"Whether it’s watching a product review or learning how to bake a soufflé, we look to video in countless moments throughout the day to help us get things done,” Google said when it announced TrueView for Shopping. “We call these micro-moments – when we reflexively turn to our devices to learn more, make a decision, or purchase a product."

The company went on to say that it introduced the feature to connect the dots between the moment a person watches a video and the moment they decide to make a purchase.

The ads are integrated with Google Merchant Center, so you can connect campaigns with a Merchant Center feed to dynamically add products and customize ads through contextual and audience signals such as geography and demographic information.

New Shopping Ads For YouTube

Now, Google is taking things even further with new Shopping ads for YouTube, which will let advertisers show a click-to-buy ad within partner videos. It's kind of a cross between the aforementioned cards and TrueView for Shopping features. It's like cards because they appear in the actual videos, but it's like TrueView for Shopping in that they will appear on videos beyond your own. Like Shopping ads on Google, advertisers only pay when a user clicks on the ad.

"We’ve kept the format similar to Cards and TrueView for shopping, so users can easily recognize and click on the 'i' icon at the top right of a video to view the Shopping ads," explains Diya Jolly, Director, Video Ads Product Management. "Shopping ads on YouTube are built off of your existing product feed in Merchant Center. They will enter an auction similar to Shopping ads on Google search and are selected based on a variety of contextual signals."

"Shopping ads on YouTube provide an entirely new revenue stream for creators, providing another way to monetize product-focused videos," adds Jolly. "They also provide a more interactive experience for viewers, letting them shop directly from videos."

It's unclear exactly when you'll be able to start using the new shopping ads, but Google says it will roll the feature out in the coming months.

More New Ad capabilities for YouTube

In addition to all of this, Google made a few other ad-related announcements for YouTube. For one, they have a new TrueView for app promotion format that reaches users as they're exploring content on YouTube.

These will appear in the recently launched YouTube Gaming app in addition to regular YouTube. The company says it will bring the ability to bid by cost per install in the coming months.

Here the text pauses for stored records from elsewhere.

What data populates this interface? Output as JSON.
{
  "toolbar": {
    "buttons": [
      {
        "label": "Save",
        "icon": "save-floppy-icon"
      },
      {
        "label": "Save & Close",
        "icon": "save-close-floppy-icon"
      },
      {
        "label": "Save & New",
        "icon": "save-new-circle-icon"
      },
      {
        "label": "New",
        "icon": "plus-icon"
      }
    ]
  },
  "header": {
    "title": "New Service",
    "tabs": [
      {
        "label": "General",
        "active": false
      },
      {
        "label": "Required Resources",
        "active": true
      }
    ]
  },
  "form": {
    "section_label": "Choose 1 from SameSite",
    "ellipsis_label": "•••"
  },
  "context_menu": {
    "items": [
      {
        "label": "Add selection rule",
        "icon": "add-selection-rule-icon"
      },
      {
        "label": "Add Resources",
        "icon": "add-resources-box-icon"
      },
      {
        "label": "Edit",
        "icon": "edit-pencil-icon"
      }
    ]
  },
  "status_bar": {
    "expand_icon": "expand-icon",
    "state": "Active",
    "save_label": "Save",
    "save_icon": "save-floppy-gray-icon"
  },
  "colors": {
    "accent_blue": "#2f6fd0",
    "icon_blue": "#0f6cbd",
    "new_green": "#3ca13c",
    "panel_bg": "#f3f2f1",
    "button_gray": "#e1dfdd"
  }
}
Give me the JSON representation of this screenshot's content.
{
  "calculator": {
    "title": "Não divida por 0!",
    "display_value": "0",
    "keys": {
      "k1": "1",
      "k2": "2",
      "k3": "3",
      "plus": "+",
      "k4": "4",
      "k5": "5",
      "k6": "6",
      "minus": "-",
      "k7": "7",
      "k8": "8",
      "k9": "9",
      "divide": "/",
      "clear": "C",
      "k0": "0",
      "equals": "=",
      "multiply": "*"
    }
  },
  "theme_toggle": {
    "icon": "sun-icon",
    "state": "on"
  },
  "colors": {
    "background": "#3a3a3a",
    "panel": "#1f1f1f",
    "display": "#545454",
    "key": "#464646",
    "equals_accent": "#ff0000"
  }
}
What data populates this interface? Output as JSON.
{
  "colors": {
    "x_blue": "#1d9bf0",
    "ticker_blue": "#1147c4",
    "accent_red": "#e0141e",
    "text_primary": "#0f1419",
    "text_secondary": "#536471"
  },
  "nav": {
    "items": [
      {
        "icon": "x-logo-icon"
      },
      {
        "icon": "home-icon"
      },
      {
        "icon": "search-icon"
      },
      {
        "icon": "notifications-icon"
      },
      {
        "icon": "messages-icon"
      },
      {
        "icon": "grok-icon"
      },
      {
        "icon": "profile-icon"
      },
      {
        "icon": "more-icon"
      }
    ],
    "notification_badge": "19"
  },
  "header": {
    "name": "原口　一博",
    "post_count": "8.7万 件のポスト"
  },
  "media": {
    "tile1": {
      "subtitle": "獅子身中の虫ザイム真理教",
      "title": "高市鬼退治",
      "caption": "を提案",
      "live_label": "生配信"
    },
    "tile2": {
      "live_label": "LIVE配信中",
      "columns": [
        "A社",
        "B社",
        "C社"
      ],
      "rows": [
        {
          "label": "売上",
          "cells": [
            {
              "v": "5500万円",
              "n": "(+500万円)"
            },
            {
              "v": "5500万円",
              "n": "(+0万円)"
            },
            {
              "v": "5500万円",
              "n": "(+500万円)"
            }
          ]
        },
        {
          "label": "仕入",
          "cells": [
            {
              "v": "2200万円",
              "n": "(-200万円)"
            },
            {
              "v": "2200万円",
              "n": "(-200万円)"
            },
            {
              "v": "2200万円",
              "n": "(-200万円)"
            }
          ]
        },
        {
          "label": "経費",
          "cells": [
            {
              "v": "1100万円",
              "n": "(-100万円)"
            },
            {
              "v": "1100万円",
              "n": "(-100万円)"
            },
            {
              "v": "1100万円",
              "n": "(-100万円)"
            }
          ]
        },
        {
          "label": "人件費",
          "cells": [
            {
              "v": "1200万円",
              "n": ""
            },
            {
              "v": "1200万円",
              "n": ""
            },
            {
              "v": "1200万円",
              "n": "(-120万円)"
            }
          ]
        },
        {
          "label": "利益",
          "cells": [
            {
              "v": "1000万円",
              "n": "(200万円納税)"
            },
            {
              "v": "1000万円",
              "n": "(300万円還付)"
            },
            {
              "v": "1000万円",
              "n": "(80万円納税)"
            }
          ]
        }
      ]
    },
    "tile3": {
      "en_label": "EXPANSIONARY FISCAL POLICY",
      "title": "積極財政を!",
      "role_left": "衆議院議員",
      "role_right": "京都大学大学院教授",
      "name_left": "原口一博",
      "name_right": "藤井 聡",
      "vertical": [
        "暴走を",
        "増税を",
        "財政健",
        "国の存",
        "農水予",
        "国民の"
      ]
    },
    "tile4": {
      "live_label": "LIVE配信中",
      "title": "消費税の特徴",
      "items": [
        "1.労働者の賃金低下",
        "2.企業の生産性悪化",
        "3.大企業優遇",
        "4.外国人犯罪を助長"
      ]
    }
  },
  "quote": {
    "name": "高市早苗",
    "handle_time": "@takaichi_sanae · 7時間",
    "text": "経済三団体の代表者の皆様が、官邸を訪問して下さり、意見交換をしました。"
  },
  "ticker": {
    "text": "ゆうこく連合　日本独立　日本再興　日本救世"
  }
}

The company also announced that its Brand Lift solution will now take YouTube searches into account so businesses will be able to see if their ads are driving searches for organic video content related to their brand.

The other day, Google announced a new ad targeting product called Customer Match, which lets advertisers target people whose email addresses they already have. This works across YouTube in addition to Google Search and Gmail.

Do you expect to take advantage of YouTube's new ecommerce-geared features? Discuss.

Images via Google

Chris Crum
Chris Crum has been a part of the WebProNews team and the iEntry Network of B2B Publications since 2003. Follow Chris on Twitter, on StumbleUpon, on Pinterest and/or on Google: +Chris Crum.